Here, Ghat and Chat are objects of class "acf" for which there are print and plot methods. The acf components of Ghat and Chat are 3-dimensional arrays containing the cross lag matrices (5.14) and (5.15), respectively. For example, to extract $$\hat{\mathbf{C}}_{0}$$ and $$\hat{\mathbf{C}}_{1}$$ use:

# Chat0
Chat$acf[1,,]  ## [,1] [,2] ## [1,] 1.000 0.614 ## [2,] 0.614 1.000 # Chat1 Chat$acf[2,,]
##         [,1]    [,2]
## [1,] -0.1931 -0.0135
## [2,] -0.0307  0.1232

The print method shows the sample autocorrelations of each variable as well as the pairwise cross-lag correlations:

Chat
##
## Autocorrelations of series 'coredata(msftSp500MonthlyRetS)', by lag
##
## , , MSFT
##
##  MSFT        SP500
##   1.000 ( 0)  0.614 ( 0)
##  -0.193 ( 1) -0.031 (-1)
##  -0.114 ( 2) -0.070 (-2)
##   0.193 ( 3)  0.137 (-3)
##  -0.139 ( 4) -0.030 (-4)
##  -0.023 ( 5)  0.032 (-5)
##
## , , SP500
##
##  MSFT        SP500
##   0.614 ( 0)  1.000 ( 0)
##  -0.014 ( 1)  0.123 ( 1)
##  -0.043 ( 2) -0.074 ( 2)
##   0.112 ( 3)  0.101 ( 3)
##  -0.105 ( 4)  0.073 ( 4)
##  -0.055 ( 5) -0.010 ( 5)

These values can also be visualized using the plot method:

plot(Chat, lwd=2) Figure 5.28: Sample cross-lag correlations between Microsoft and S&P 500 returns.

Figure 5.28 shows the resulting four-panel plot. The top-left and bottom-right (diagonal) panels give the SACFs for Microsoft and S&P 500 returns.

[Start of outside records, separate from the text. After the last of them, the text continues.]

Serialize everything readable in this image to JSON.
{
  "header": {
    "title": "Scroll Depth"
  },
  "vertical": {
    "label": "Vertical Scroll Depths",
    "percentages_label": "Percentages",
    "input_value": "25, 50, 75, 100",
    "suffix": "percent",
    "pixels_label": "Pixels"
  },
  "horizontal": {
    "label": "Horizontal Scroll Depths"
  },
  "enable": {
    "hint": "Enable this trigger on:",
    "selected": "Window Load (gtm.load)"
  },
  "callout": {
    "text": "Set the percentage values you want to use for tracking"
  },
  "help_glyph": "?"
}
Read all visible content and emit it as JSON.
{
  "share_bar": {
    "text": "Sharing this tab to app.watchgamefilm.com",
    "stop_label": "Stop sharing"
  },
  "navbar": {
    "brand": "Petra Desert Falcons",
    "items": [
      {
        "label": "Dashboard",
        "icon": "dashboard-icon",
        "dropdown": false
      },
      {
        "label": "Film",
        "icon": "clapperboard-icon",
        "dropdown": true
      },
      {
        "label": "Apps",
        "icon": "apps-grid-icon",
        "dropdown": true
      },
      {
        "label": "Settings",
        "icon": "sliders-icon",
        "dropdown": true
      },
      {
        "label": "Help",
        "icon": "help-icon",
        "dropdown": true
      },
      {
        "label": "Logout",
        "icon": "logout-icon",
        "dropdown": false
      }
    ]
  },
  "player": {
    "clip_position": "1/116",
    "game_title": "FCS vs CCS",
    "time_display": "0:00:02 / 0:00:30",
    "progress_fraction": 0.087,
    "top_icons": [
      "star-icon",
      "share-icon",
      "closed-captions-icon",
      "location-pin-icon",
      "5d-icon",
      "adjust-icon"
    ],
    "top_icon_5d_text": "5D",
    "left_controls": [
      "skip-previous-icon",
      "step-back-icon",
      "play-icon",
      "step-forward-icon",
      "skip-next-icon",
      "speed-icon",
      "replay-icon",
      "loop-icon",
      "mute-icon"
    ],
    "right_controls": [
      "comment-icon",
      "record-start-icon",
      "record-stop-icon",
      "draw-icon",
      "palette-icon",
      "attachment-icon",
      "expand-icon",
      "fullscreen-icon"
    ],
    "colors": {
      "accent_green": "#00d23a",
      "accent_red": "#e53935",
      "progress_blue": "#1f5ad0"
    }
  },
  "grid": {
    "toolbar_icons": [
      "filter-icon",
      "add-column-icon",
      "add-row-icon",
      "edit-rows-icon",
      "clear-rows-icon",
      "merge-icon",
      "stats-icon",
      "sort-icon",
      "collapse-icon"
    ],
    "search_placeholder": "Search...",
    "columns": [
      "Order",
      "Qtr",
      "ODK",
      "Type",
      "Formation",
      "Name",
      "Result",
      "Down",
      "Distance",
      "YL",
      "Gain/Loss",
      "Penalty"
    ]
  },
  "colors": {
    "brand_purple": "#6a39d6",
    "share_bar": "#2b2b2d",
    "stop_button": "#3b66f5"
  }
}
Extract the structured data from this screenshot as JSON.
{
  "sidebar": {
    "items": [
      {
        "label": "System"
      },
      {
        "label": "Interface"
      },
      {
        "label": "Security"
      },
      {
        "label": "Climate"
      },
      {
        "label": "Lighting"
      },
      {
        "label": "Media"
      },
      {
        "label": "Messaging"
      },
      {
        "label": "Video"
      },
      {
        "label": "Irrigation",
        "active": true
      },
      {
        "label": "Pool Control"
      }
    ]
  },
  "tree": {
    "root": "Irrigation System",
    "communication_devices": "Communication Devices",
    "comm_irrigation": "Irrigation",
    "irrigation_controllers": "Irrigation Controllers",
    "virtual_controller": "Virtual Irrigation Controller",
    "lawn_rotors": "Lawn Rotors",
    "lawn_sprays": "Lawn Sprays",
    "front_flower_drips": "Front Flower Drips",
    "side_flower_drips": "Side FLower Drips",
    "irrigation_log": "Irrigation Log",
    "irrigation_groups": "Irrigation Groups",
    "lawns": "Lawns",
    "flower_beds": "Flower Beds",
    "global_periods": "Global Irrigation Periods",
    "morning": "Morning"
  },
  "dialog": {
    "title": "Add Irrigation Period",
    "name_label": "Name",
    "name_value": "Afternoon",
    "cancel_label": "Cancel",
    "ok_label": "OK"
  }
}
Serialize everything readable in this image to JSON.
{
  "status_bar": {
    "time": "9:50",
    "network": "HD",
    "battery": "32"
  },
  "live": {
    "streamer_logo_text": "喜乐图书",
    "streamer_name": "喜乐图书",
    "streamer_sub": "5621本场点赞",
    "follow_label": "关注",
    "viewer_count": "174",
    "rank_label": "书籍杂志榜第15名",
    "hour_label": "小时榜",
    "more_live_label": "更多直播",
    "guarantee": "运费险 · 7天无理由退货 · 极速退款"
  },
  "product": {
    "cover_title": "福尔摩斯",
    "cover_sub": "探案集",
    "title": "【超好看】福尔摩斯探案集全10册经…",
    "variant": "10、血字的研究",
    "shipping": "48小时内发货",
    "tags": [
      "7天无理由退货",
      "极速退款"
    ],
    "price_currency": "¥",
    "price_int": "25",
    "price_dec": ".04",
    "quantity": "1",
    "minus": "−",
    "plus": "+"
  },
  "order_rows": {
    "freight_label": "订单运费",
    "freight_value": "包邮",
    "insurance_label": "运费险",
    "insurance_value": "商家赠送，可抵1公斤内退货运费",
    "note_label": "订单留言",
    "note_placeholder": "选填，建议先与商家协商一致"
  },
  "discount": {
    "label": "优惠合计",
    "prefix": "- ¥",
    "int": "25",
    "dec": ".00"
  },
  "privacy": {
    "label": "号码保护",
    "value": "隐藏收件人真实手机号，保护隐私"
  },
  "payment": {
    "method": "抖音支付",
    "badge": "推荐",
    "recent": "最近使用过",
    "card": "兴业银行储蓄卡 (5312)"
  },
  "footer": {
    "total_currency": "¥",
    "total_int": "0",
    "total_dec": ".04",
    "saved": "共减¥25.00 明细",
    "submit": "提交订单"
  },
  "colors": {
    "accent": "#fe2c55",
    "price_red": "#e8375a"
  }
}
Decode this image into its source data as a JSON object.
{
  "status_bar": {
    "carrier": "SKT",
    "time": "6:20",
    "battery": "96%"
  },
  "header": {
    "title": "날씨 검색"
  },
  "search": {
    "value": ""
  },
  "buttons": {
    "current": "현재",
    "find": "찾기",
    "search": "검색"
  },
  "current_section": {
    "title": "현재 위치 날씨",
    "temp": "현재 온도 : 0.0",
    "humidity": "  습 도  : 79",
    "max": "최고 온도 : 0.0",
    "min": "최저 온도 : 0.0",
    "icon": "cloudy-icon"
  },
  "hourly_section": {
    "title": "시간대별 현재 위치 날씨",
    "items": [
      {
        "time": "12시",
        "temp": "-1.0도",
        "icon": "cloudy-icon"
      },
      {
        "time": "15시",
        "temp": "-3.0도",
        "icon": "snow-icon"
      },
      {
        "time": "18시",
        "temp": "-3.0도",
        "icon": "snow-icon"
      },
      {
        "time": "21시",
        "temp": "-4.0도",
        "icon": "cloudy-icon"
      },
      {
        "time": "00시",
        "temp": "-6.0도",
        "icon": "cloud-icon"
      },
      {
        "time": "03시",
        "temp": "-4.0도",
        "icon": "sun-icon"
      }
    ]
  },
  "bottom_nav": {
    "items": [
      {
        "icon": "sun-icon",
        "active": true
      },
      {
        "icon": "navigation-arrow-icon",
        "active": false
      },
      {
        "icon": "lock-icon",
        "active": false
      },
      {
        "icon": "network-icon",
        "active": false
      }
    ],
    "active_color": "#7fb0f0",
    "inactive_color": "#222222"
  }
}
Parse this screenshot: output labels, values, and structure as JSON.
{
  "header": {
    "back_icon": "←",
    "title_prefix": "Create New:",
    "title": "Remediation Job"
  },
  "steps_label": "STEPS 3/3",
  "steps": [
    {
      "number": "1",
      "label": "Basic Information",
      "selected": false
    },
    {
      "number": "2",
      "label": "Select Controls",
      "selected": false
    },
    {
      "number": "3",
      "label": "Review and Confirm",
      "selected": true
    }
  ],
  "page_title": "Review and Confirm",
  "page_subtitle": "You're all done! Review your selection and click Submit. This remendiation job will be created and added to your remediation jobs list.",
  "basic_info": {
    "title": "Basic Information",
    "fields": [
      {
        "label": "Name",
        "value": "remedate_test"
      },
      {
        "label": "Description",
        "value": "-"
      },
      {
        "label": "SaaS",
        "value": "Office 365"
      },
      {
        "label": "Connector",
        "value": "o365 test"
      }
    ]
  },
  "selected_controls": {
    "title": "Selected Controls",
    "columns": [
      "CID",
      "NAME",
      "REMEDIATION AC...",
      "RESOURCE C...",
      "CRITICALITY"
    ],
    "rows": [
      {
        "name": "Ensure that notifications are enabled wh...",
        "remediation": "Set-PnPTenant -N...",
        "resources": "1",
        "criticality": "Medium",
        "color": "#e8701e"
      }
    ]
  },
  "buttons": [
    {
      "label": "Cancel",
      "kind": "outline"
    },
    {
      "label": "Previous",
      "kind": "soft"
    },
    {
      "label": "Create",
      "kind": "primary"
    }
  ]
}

The top-right plot gives the cross-lag correlations $$\hat{\rho}_{msft,sp500}^{k}$$ for $$k=0,1,\ldots,5$$ and the bottom-left panel gives the cross-lag correlations $$\hat{\rho}_{sp500,msft}^{k}$$ for $$k=0,1,\ldots,5$$. The plots show no evidence of any dynamic feedback between the return series.

$$\blacksquare$$